Another way to create an anticipation of climax is to attempt something twice, and then succeed on the third try, or to toss something into the air twice and then make it vanish on the third throw.
It isn't just magicians who draw attention just before the climax of their routine. Comedians telling a joke pause just before the punchline to make sure everyone is paying attention. A joke doesn't work if the audience misses the punchline!
Jugglers will also focus attention on their finishing trick by notifying the audience that it is "time to be impressed and almost time to applaud." Often the finishing trick will be a high one such as juggling on a unicycle or on a rola-bola on a table, or something equally dramatic. Anything that contrasts with what has gone before. An effective way to draw attention to a finishing trick is to make a slashing gesture that cues the background music to silence. The finish routine should be short so it doesn't lose its focus. Once you've gotten the audience's attention don't let it wander by taking too long. Hopefully the audience will start applauding during your last trick. You don't want them to stop before you finish. The ideal is to get them to start applauding and then finish to take your bow to swelling applause.

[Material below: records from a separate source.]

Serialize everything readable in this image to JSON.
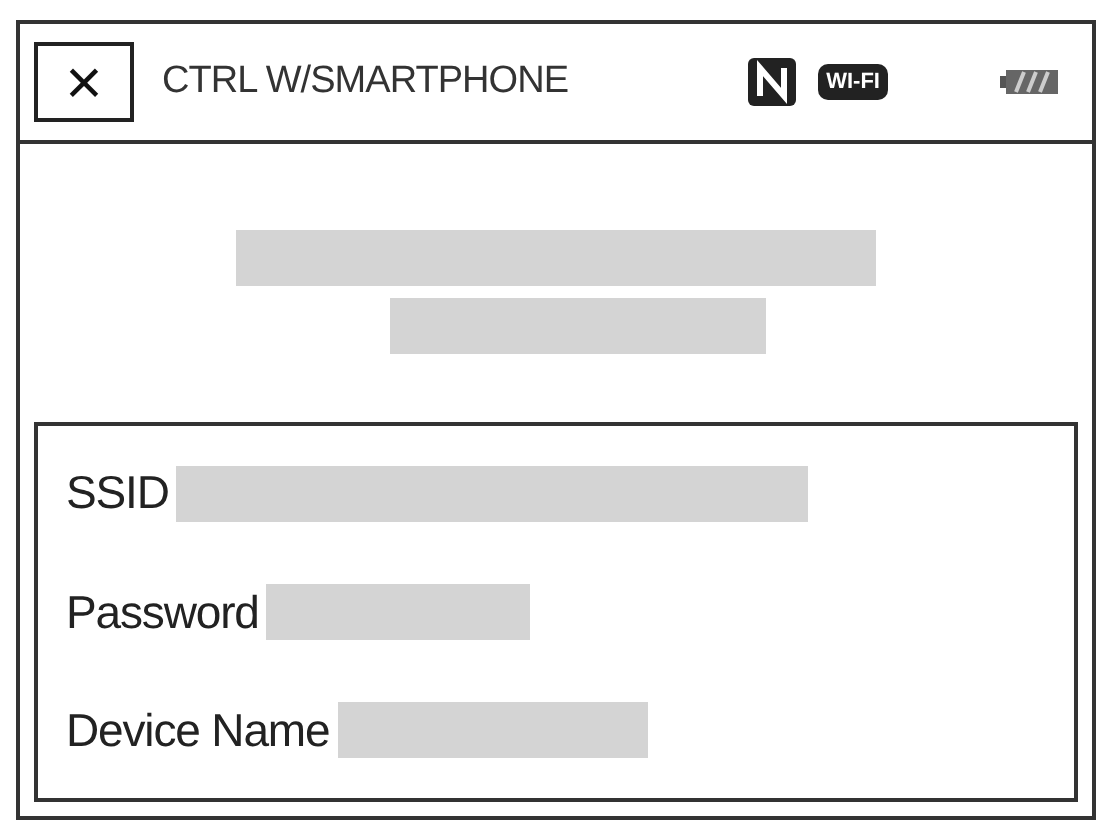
{
  "header": {
    "close": "×",
    "title": "CTRL W/SMARTPHONE",
    "wifi_badge": "WI-FI"
  },
  "fields": [
    {
      "label": "SSID"
    },
    {
      "label": "Password"
    },
    {
      "label": "Device Name"
    }
  ]
}
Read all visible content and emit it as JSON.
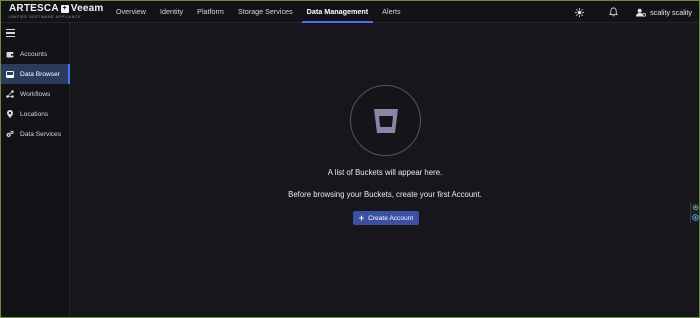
{
  "brand": {
    "name": "ARTESCA",
    "plus": "+",
    "partner": "Veeam",
    "tagline": "UNIFIED SOFTWARE APPLIANCE"
  },
  "nav": {
    "items": [
      {
        "label": "Overview"
      },
      {
        "label": "Identity"
      },
      {
        "label": "Platform"
      },
      {
        "label": "Storage Services"
      },
      {
        "label": "Data Management"
      },
      {
        "label": "Alerts"
      }
    ],
    "active": "Data Management"
  },
  "toolbar": {
    "theme_icon": "sun-icon",
    "notifications_icon": "bell-icon",
    "user_icon": "user-gear-icon",
    "user_name": "scality scality"
  },
  "sidebar": {
    "menu_icon": "hamburger-icon",
    "items": [
      {
        "label": "Accounts",
        "icon": "wallet-icon"
      },
      {
        "label": "Data Browser",
        "icon": "browser-icon"
      },
      {
        "label": "Workflows",
        "icon": "workflow-icon"
      },
      {
        "label": "Locations",
        "icon": "map-pin-icon"
      },
      {
        "label": "Data Services",
        "icon": "cogs-icon"
      }
    ],
    "active": "Data Browser"
  },
  "main": {
    "empty_icon": "bucket-icon",
    "message_primary": "A list of Buckets will appear here.",
    "message_secondary": "Before browsing your Buckets, create your first Account.",
    "create_button_label": "Create Account",
    "create_button_icon": "plus-icon"
  },
  "colors": {
    "background": "#16161c",
    "bar": "#121217",
    "accent": "#4c6ef5",
    "button": "#3d4fa3",
    "active_item": "#2a3b5c",
    "outer_border": "#6a8f3a"
  }
}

A dramatic change in lighting (brighter, dimmer with a follow spot, a different color, etc.) can highlight a climax.
If an entertainer thinks they have a particularly strong finish, such as a striking pose or a dramatic revelation, they might "freeze", the lights go out, and they make their exit in the darkness leaving the audience with a sharp final image.
A follow spotlight is the most effective way to direct focus with light. (Jugglers should practice with spotlights before using them in performance.) If lighting levels in different areas can be controlled independently, it can be even more effective in shifting focus across a stage.
Even if lighting levels can't be controlled, there are brighter areas on stage where pools from different lamps overlap. At a Laugh-Makers Conference, during a tech session for an evening show, Debbie O'Carroll walked across the stage looking for the brightest area. She could tell where they were by the temperature differences on her face. When she found them, she marked them with masking tape on the floor. She stood on the tape to perform the important action in her mime pieces.
When you work outdoors you'll discover a variety of shadow conditions. Seek lighter areas to attract attention.
A FEW MORE COMMENTS
I've discusses several methods for controlling focus separately, but they actually function in combination. You can cause confusion by unconsciously directing attention to more than one place. Combine as many methods as possible to force the focus where you want it.
Some elements of focus control may seem obvious, which is a problem. People don't think about them, but you have to consciously use them.
In your act you need to decide what is important for the audience to see, hear, and understand. Then you direct their attention to that. A clown who is always mugging and attracting attention to themselves during a group skit isn't helping themselves or the act. The clown who does things in a way that they aren't noticed doesn't help either. Learn how to give and take focus and how to transfer it to where it is needed. Then you will get maximum response to your performance.
© Copyright 2001 by Bruce "Charlie" Johnson. All rights reserved.